(Excerpts from an interface dataset)
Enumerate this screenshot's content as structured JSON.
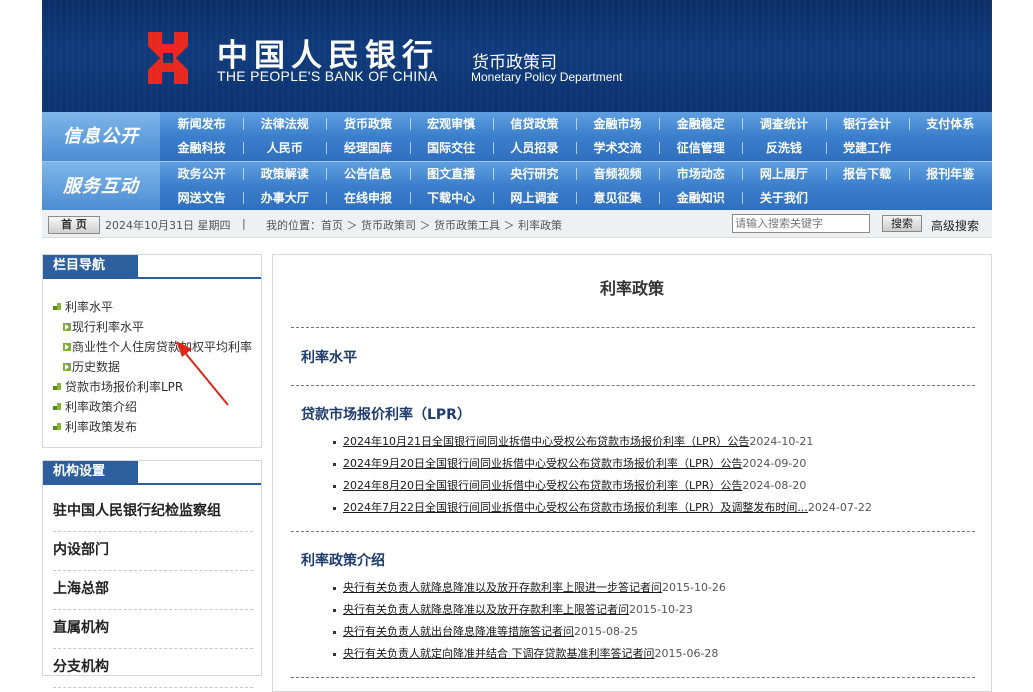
{
  "header": {
    "bank_cn": "中国人民银行",
    "bank_en": "THE PEOPLE'S BANK OF CHINA",
    "dept_cn": "货币政策司",
    "dept_en": "Monetary Policy Department",
    "brand_color": "#0e3873"
  },
  "nav": {
    "row1_label": "信息公开",
    "row1_items": [
      "新闻发布",
      "法律法规",
      "货币政策",
      "宏观审慎",
      "信贷政策",
      "金融市场",
      "金融稳定",
      "调查统计",
      "银行会计",
      "支付体系",
      "金融科技",
      "人民币",
      "经理国库",
      "国际交往",
      "人员招录",
      "学术交流",
      "征信管理",
      "反洗钱",
      "党建工作"
    ],
    "row2_label": "服务互动",
    "row2_items": [
      "政务公开",
      "政策解读",
      "公告信息",
      "图文直播",
      "央行研究",
      "音频视频",
      "市场动态",
      "网上展厅",
      "报告下载",
      "报刊年鉴",
      "网送文告",
      "办事大厅",
      "在线申报",
      "下载中心",
      "网上调查",
      "意见征集",
      "金融知识",
      "关于我们"
    ]
  },
  "infobar": {
    "home_label": "首 页",
    "date": "2024年10月31日 星期四",
    "divider": "|",
    "location": "我的位置：首页 ＞ 货币政策司 ＞ 货币政策工具 ＞ 利率政策",
    "search_placeholder": "请输入搜索关键字",
    "search_button": "搜索",
    "advanced_search": "高级搜索"
  },
  "sidebar": {
    "nav_title": "栏目导航",
    "tree": [
      {
        "label": "利率水平",
        "level": 1
      },
      {
        "label": "现行利率水平",
        "level": 2
      },
      {
        "label": "商业性个人住房贷款加权平均利率",
        "level": 2
      },
      {
        "label": "历史数据",
        "level": 2
      },
      {
        "label": "贷款市场报价利率LPR",
        "level": 1
      },
      {
        "label": "利率政策介绍",
        "level": 1
      },
      {
        "label": "利率政策发布",
        "level": 1
      }
    ],
    "org_title": "机构设置",
    "orgs": [
      "驻中国人民银行纪检监察组",
      "内设部门",
      "上海总部",
      "直属机构",
      "分支机构"
    ]
  },
  "main": {
    "title": "利率政策",
    "sections": [
      {
        "heading": "利率水平",
        "items": []
      },
      {
        "heading": "贷款市场报价利率（LPR）",
        "items": [
          {
            "title": "2024年10月21日全国银行间同业拆借中心受权公布贷款市场报价利率（LPR）公告",
            "date": "2024-10-21"
          },
          {
            "title": "2024年9月20日全国银行间同业拆借中心受权公布贷款市场报价利率（LPR）公告",
            "date": "2024-09-20"
          },
          {
            "title": "2024年8月20日全国银行间同业拆借中心受权公布贷款市场报价利率（LPR）公告",
            "date": "2024-08-20"
          },
          {
            "title": "2024年7月22日全国银行间同业拆借中心受权公布贷款市场报价利率（LPR）及调整发布时间...",
            "date": "2024-07-22"
          }
        ]
      },
      {
        "heading": "利率政策介绍",
        "items": [
          {
            "title": "央行有关负责人就降息降准以及放开存款利率上限进一步答记者问",
            "date": "2015-10-26"
          },
          {
            "title": "央行有关负责人就降息降准以及放开存款利率上限答记者问",
            "date": "2015-10-23"
          },
          {
            "title": "央行有关负责人就出台降息降准等措施答记者问",
            "date": "2015-08-25"
          },
          {
            "title": "央行有关负责人就定向降准并结合 下调存贷款基准利率答记者问",
            "date": "2015-06-28"
          }
        ]
      }
    ]
  }
}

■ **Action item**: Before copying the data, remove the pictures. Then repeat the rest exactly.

■ **Exercise output**:
Enumerate this screenshot's content as structured JSON.
{
  "header": {
    "bank_cn": "中国人民银行",
    "bank_en": "THE PEOPLE'S BANK OF CHINA",
    "dept_cn": "货币政策司",
    "dept_en": "Monetary Policy Department",
    "brand_color": "#0e3873"
  },
  "nav": {
    "row1_label": "信息公开",
    "row1_items": [
      "新闻发布",
      "法律法规",
      "货币政策",
      "宏观审慎",
      "信贷政策",
      "金融市场",
      "金融稳定",
      "调查统计",
      "银行会计",
      "支付体系",
      "金融科技",
      "人民币",
      "经理国库",
      "国际交往",
      "人员招录",
      "学术交流",
      "征信管理",
      "反洗钱",
      "党建工作"
    ],
    "row2_label": "服务互动",
    "row2_items": [
      "政务公开",
      "政策解读",
      "公告信息",
      "图文直播",
      "央行研究",
      "音频视频",
      "市场动态",
      "网上展厅",
      "报告下载",
      "报刊年鉴",
      "网送文告",
      "办事大厅",
      "在线申报",
      "下载中心",
      "网上调查",
      "意见征集",
      "金融知识",
      "关于我们"
    ]
  },
  "infobar": {
    "home_label": "首 页",
    "date": "2024年10月31日 星期四",
    "divider": "|",
    "location": "我的位置：首页 ＞ 货币政策司 ＞ 货币政策工具 ＞ 利率政策",
    "search_placeholder": "请输入搜索关键字",
    "search_button": "搜索",
    "advanced_search": "高级搜索"
  },
  "sidebar": {
    "nav_title": "栏目导航",
    "tree": [
      {
        "label": "利率水平",
        "level": 1
      },
      {
        "label": "现行利率水平",
        "level": 2
      },
      {
        "label": "商业性个人住房贷款加权平均利率",
        "level": 2
      },
      {
        "label": "历史数据",
        "level": 2
      },
      {
        "label": "贷款市场报价利率LPR",
        "level": 1
      },
      {
        "label": "利率政策介绍",
        "level": 1
      },
      {
        "label": "利率政策发布",
        "level": 1
      }
    ],
    "org_title": "机构设置",
    "orgs": [
      "驻中国人民银行纪检监察组",
      "内设部门",
      "上海总部",
      "直属机构",
      "分支机构"
    ]
  },
  "main": {
    "title": "利率政策",
    "sections": [
      {
        "heading": "利率水平",
        "items": []
      },
      {
        "heading": "贷款市场报价利率（LPR）",
        "items": [
          {
            "title": "2024年10月21日全国银行间同业拆借中心受权公布贷款市场报价利率（LPR）公告",
            "date": "2024-10-21"
          },
          {
            "title": "2024年9月20日全国银行间同业拆借中心受权公布贷款市场报价利率（LPR）公告",
            "date": "2024-09-20"
          },
          {
            "title": "2024年8月20日全国银行间同业拆借中心受权公布贷款市场报价利率（LPR）公告",
            "date": "2024-08-20"
          },
          {
            "title": "2024年7月22日全国银行间同业拆借中心受权公布贷款市场报价利率（LPR）及调整发布时间...",
            "date": "2024-07-22"
          }
        ]
      },
      {
        "heading": "利率政策介绍",
        "items": [
          {
            "title": "央行有关负责人就降息降准以及放开存款利率上限进一步答记者问",
            "date": "2015-10-26"
          },
          {
            "title": "央行有关负责人就降息降准以及放开存款利率上限答记者问",
            "date": "2015-10-23"
          },
          {
            "title": "央行有关负责人就出台降息降准等措施答记者问",
            "date": "2015-08-25"
          },
          {
            "title": "央行有关负责人就定向降准并结合 下调存贷款基准利率答记者问",
            "date": "2015-06-28"
          }
        ]
      }
    ]
  }
}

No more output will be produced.